Mathematicians and artists have much in common. Both work with beauty and truth. While the popular impression may be that art is more concerned with the former and mathematics with the latter, many examples suggest the contrary. The hostile reception by many mathematicians of the ugly, un-mathematical 1976 computer-generated proof of the then 124-year-old four colour theorem shows that, for many practitioners, beauty is fundamental to good mathematics.
Here we have a collaboration between Eli Maor, an academic and a prolific popular writer on mathematics, and the Swiss artist Eugen Jost. Fifty-one sections present attractive colour artworks by Jost, accompanied by Maor’s account of the mathematics underlying each. The explanations are clear, and cover the background to the paintings in a manner that will be appreciated by readers whatever their level of mathematical knowledge.
But it is Jost’s images that are the main attraction. Some were created digitally, while others are acrylics on canvas. They are generally sensitive and interesting responses to the mathematics. I particularly admire the artist’s use of colour: even at first glance, before one is drawn into the mathematical content, these are beautiful paintings.
The subjects are diverse. We have familiar ancient geometry – Thales, Pythagoras, the doubling of the cube and the squaring of the circle. As one might expect, Archimedes’ spiral, the golden ratio and fractals all feature. There is number theory – the digits of π and Euler’s number e, and nice knot-like designs relating to the numbers 11 and 50.
But the artist is also inspired by some less well-known mathematics. I particularly liked the images relating to Chladni and Lissajous figures, which are generated by the stationary points of vibrating solids and interacting compound vibrations, while Gothic Rose is a stunning representation of different symmetries.
While much of the mathematics featured is ancient, it’s good to be reminded that not all of geometry was known to Euclid and Apollonius. “Steiner’s porism” illustrates the remarkable result of the 19th-century Swiss mathematician Jakob Steiner. If one has two circles, with one contained in the other, then if the construction of a series of circles, each of which touches the original two and its predecessor, yields a closed chain for one choice of starting circle, then necessarily the chain is closed for any choice. Maor tells us how this theorem had previously been discovered in 1784 in Japan by Ajima Chokuyen. From the 20th century, Morley’s theorem (that the angle trisectors of any triangle form an equilateral triangle), and Pick’s theorem, about integer lattice points lying inside a polygon, provoke useful descriptions and attractive pictures. While this is not really, as Maor suggests, a survey of the history of geometry, it does give a feel for how mathematicians’ interests have changed over the centuries.

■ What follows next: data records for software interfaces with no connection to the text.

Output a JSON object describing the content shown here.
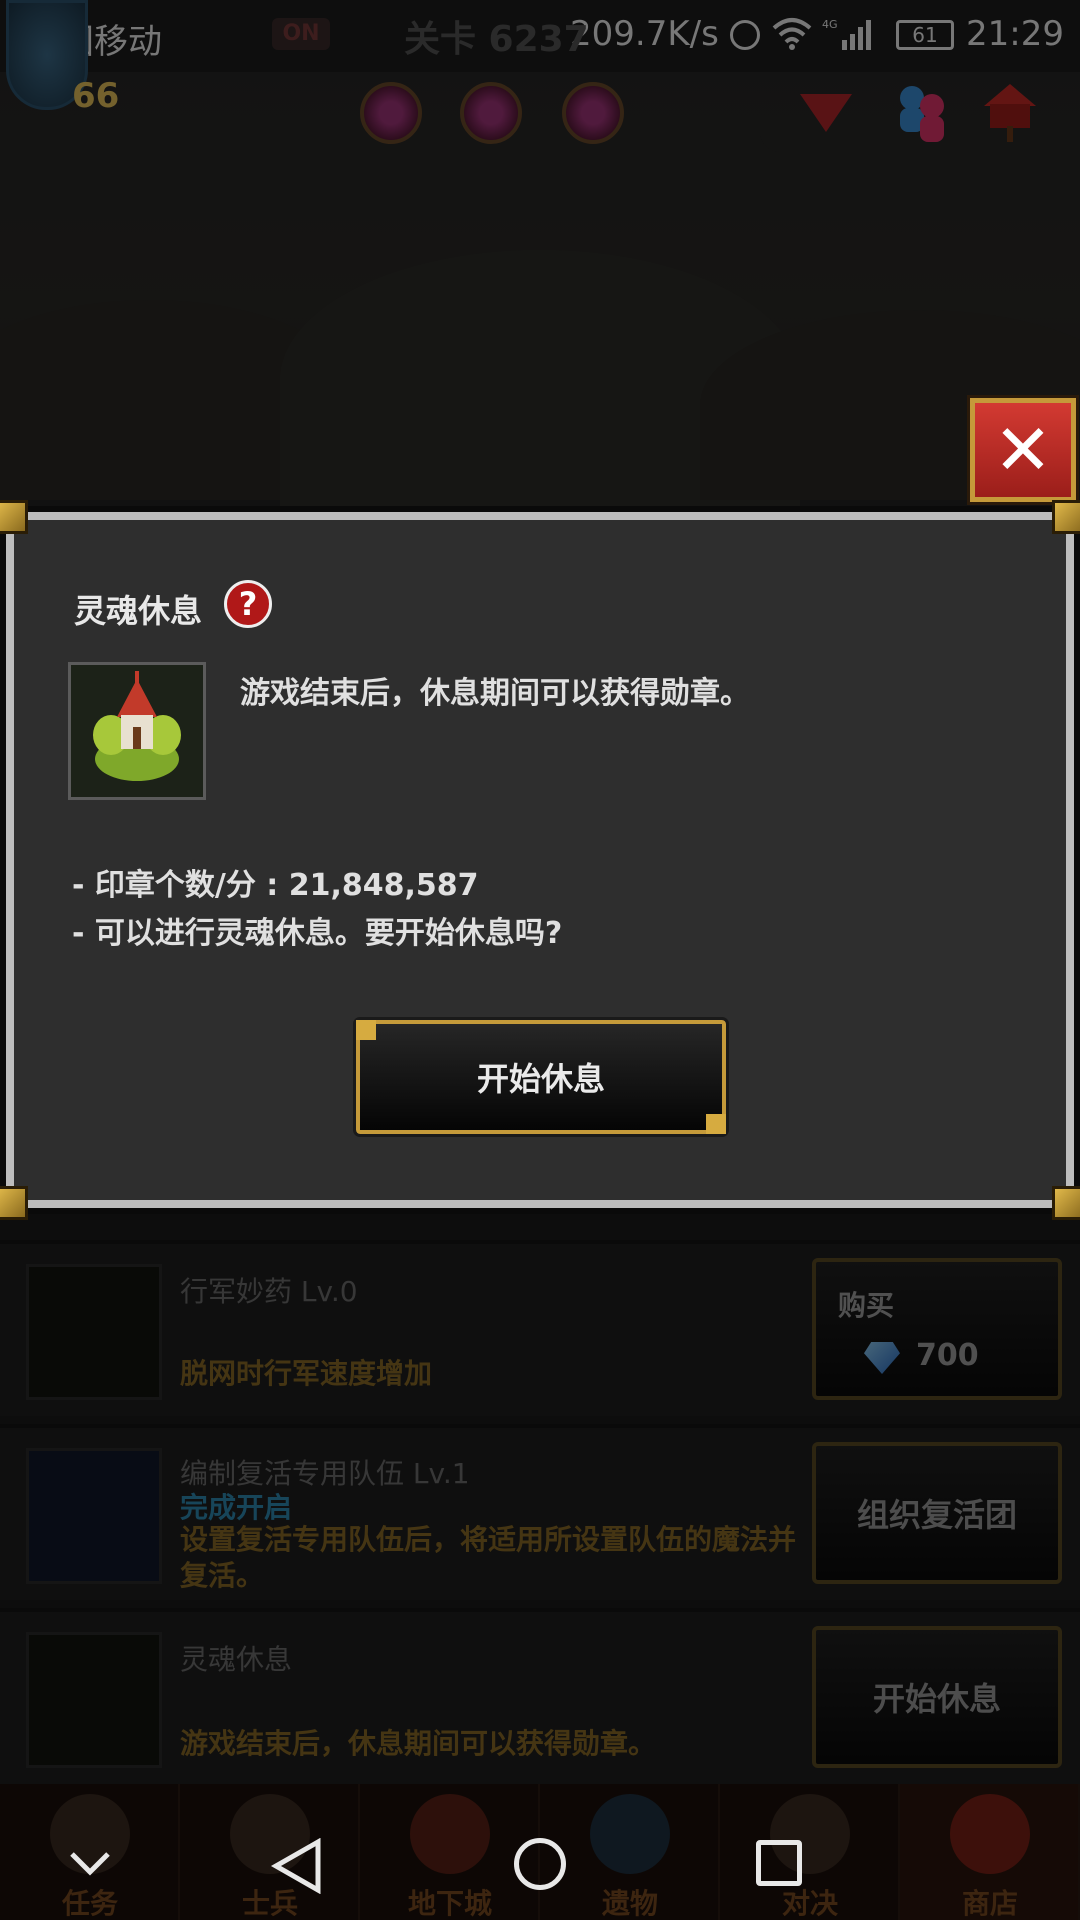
{
  "status_bar": {
    "carrier": "中国移动",
    "net_speed": "209.7K/s",
    "battery": "61",
    "time": "21:29",
    "icons": [
      "alarm-icon",
      "wifi-icon",
      "signal-4g-icon",
      "battery-icon"
    ]
  },
  "hud": {
    "player_level": "66",
    "toggle_label": "ON",
    "stage_label": "关卡 6237",
    "icons": [
      "avatar",
      "soul-orb-icon",
      "dropdown-icon",
      "friends-icon",
      "mailbox-icon"
    ]
  },
  "dialog": {
    "title": "灵魂休息",
    "help_label": "?",
    "description": "游戏结束后，休息期间可以获得勋章。",
    "info_lines": [
      "- 印章个数/分 : 21,848,587",
      "- 可以进行灵魂休息。要开始休息吗?"
    ],
    "start_button": "开始休息",
    "close_label": "✕"
  },
  "shop_items": [
    {
      "title": "行军妙药 Lv.0",
      "description": "脱网时行军速度增加",
      "button_label": "购买",
      "price": "700"
    },
    {
      "title": "编制复活专用队伍 Lv.1",
      "status": "完成开启",
      "description": "设置复活专用队伍后，将适用所设置队伍的魔法并复活。",
      "button_label": "组织复活团"
    },
    {
      "title": "灵魂休息",
      "description": "游戏结束后，休息期间可以获得勋章。",
      "button_label": "开始休息"
    }
  ],
  "tabs": [
    "任务",
    "士兵",
    "地下城",
    "遗物",
    "对决",
    "商店"
  ],
  "colors": {
    "accent_gold": "#c59a3a",
    "close_red": "#c62a26",
    "dialog_bg": "#2e2e2e",
    "desc_gold": "#8a6a26",
    "status_blue": "#2f8ab3"
  }
}
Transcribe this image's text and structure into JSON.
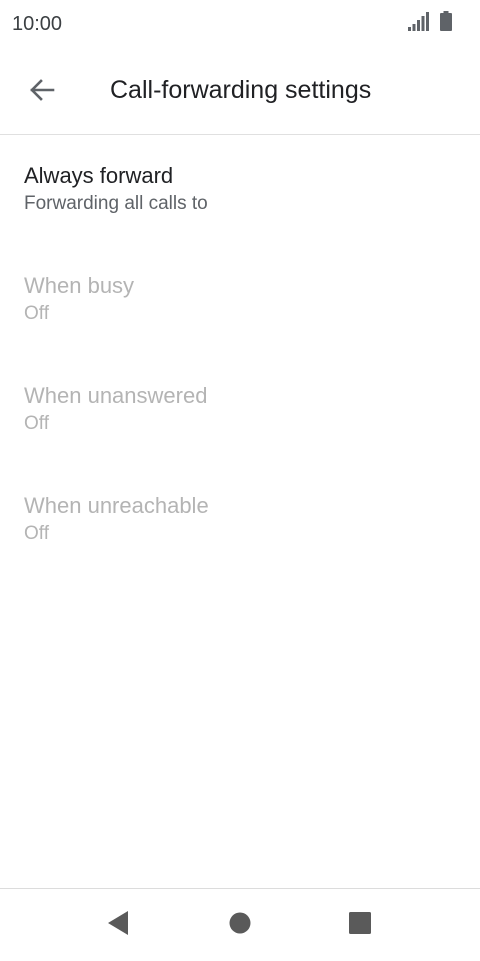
{
  "status_bar": {
    "time": "10:00",
    "icons": [
      "signal-icon",
      "battery-icon"
    ]
  },
  "app_bar": {
    "back_icon": "arrow-back-icon",
    "title": "Call-forwarding settings"
  },
  "settings": [
    {
      "title": "Always forward",
      "summary": "Forwarding all calls to",
      "enabled": true
    },
    {
      "title": "When busy",
      "summary": "Off",
      "enabled": false
    },
    {
      "title": "When unanswered",
      "summary": "Off",
      "enabled": false
    },
    {
      "title": "When unreachable",
      "summary": "Off",
      "enabled": false
    }
  ],
  "nav_bar": {
    "icons": [
      "back-triangle-icon",
      "home-circle-icon",
      "recents-square-icon"
    ]
  },
  "colors": {
    "primary_text": "#202124",
    "secondary_text": "#5f6368",
    "disabled_text": "#b4b4b4",
    "icon": "#5f6368",
    "nav_icon": "#5a5a5a",
    "divider": "#e0e0e0"
  }
}
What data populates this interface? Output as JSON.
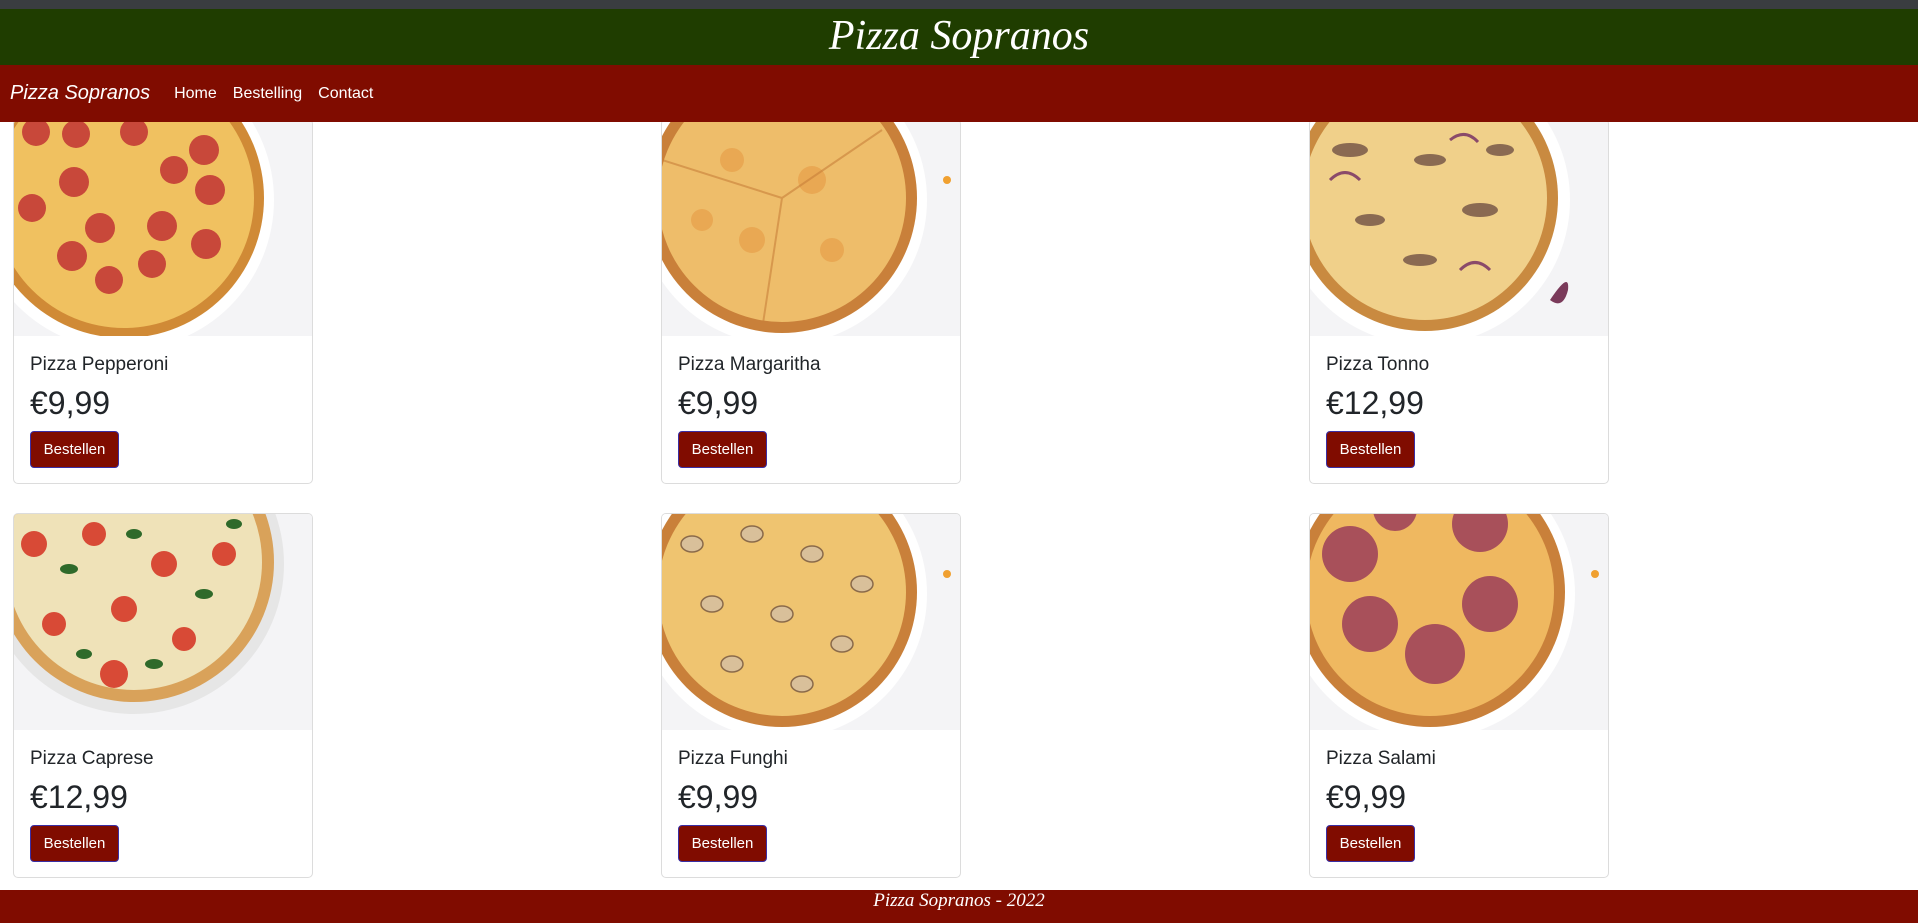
{
  "site": {
    "banner_title": "Pizza Sopranos"
  },
  "navbar": {
    "brand": "Pizza Sopranos",
    "links": [
      "Home",
      "Bestelling",
      "Contact"
    ]
  },
  "products": [
    {
      "name": "Pizza Pepperoni",
      "price": "€9,99",
      "button": "Bestellen",
      "image": "pizza-pepperoni-image"
    },
    {
      "name": "Pizza Margaritha",
      "price": "€9,99",
      "button": "Bestellen",
      "image": "pizza-margaritha-image"
    },
    {
      "name": "Pizza Tonno",
      "price": "€12,99",
      "button": "Bestellen",
      "image": "pizza-tonno-image"
    },
    {
      "name": "Pizza Caprese",
      "price": "€12,99",
      "button": "Bestellen",
      "image": "pizza-caprese-image"
    },
    {
      "name": "Pizza Funghi",
      "price": "€9,99",
      "button": "Bestellen",
      "image": "pizza-funghi-image"
    },
    {
      "name": "Pizza Salami",
      "price": "€9,99",
      "button": "Bestellen",
      "image": "pizza-salami-image"
    }
  ],
  "footer": {
    "text": "Pizza Sopranos - 2022"
  },
  "colors": {
    "banner": "#1f3d00",
    "navbar": "#800c00",
    "button": "#800c00",
    "footer": "#800c00"
  }
}
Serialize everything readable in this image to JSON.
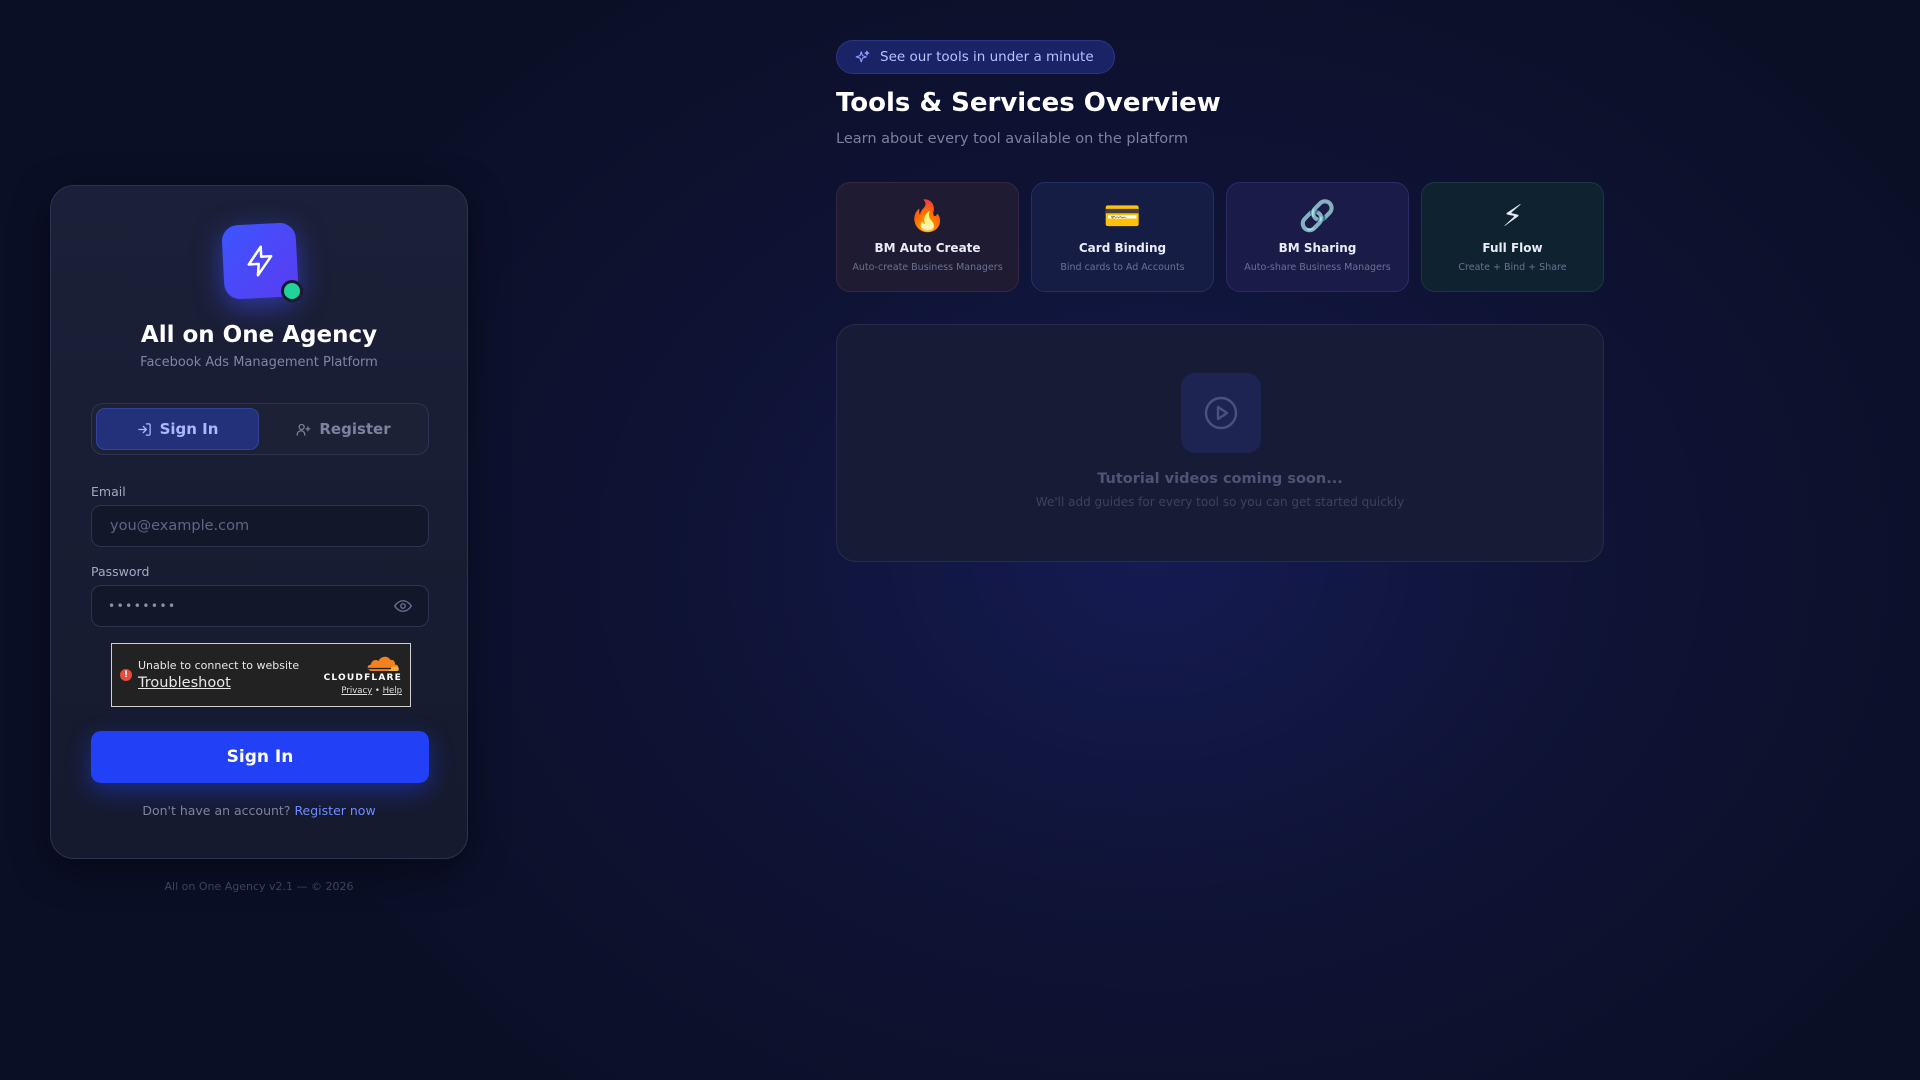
{
  "login": {
    "app_title": "All on One Agency",
    "app_subtitle": "Facebook Ads Management Platform",
    "tabs": [
      {
        "label": "Sign In",
        "icon": "sign-in-icon",
        "active": true
      },
      {
        "label": "Register",
        "icon": "user-plus-icon",
        "active": false
      }
    ],
    "email_label": "Email",
    "email_placeholder": "you@example.com",
    "password_label": "Password",
    "password_value": "••••••••",
    "captcha": {
      "message": "Unable to connect to website",
      "link": "Troubleshoot",
      "brand": "CLOUDFLARE",
      "privacy": "Privacy",
      "separator": "•",
      "help": "Help"
    },
    "submit_label": "Sign In",
    "no_account_text": "Don't have an account?",
    "register_link": "Register now",
    "footer": "All on One Agency v2.1 — © 2026"
  },
  "overview": {
    "pill_label": "See our tools in under a minute",
    "title": "Tools & Services Overview",
    "subtitle": "Learn about every tool available on the platform",
    "tools": [
      {
        "emoji": "🔥",
        "name": "BM Auto Create",
        "desc": "Auto-create Business Managers"
      },
      {
        "emoji": "💳",
        "name": "Card Binding",
        "desc": "Bind cards to Ad Accounts"
      },
      {
        "emoji": "🔗",
        "name": "BM Sharing",
        "desc": "Auto-share Business Managers"
      },
      {
        "emoji": "⚡",
        "name": "Full Flow",
        "desc": "Create + Bind + Share"
      }
    ],
    "video_title": "Tutorial videos coming soon...",
    "video_subtitle": "We'll add guides for every tool so you can get started quickly"
  },
  "colors": {
    "accent": "#2240f5",
    "status_online": "#1fd39a",
    "link": "#6f8dff"
  }
}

The art generally engages fully with the mathematics, providing insights, and sometimes taking surprising directions. There is wit, as in “25 + 25 = 49”, which displays a right-angled triangle with sides 7, 7 and 10; this may not work mathematically, but the artist quotes the painter Josef Albers: “In science, one plus one is always two: in art it can also be three or more.” Occasionally, I feel that the artist is less inspired: a couple of images are for me little more than tastefully coloured diagrams; but the vast majority of the 60 colour plates are definite hits.
In short, even though some will object to the title as a tautology, anyone with any interest in visual mathematics will love this book, which, given the quality of the reproductions, is very attractively priced. It will inspire interest in a wide variety of mathematics, and should be a compulsory purchase for sixth-form libraries.
By Eli Maor and Eugen Jost
Princeton University Press, 208pp, £19.95
ISBN 9780691150994 and 9781400848331 (e-book)
Published 29 January 2014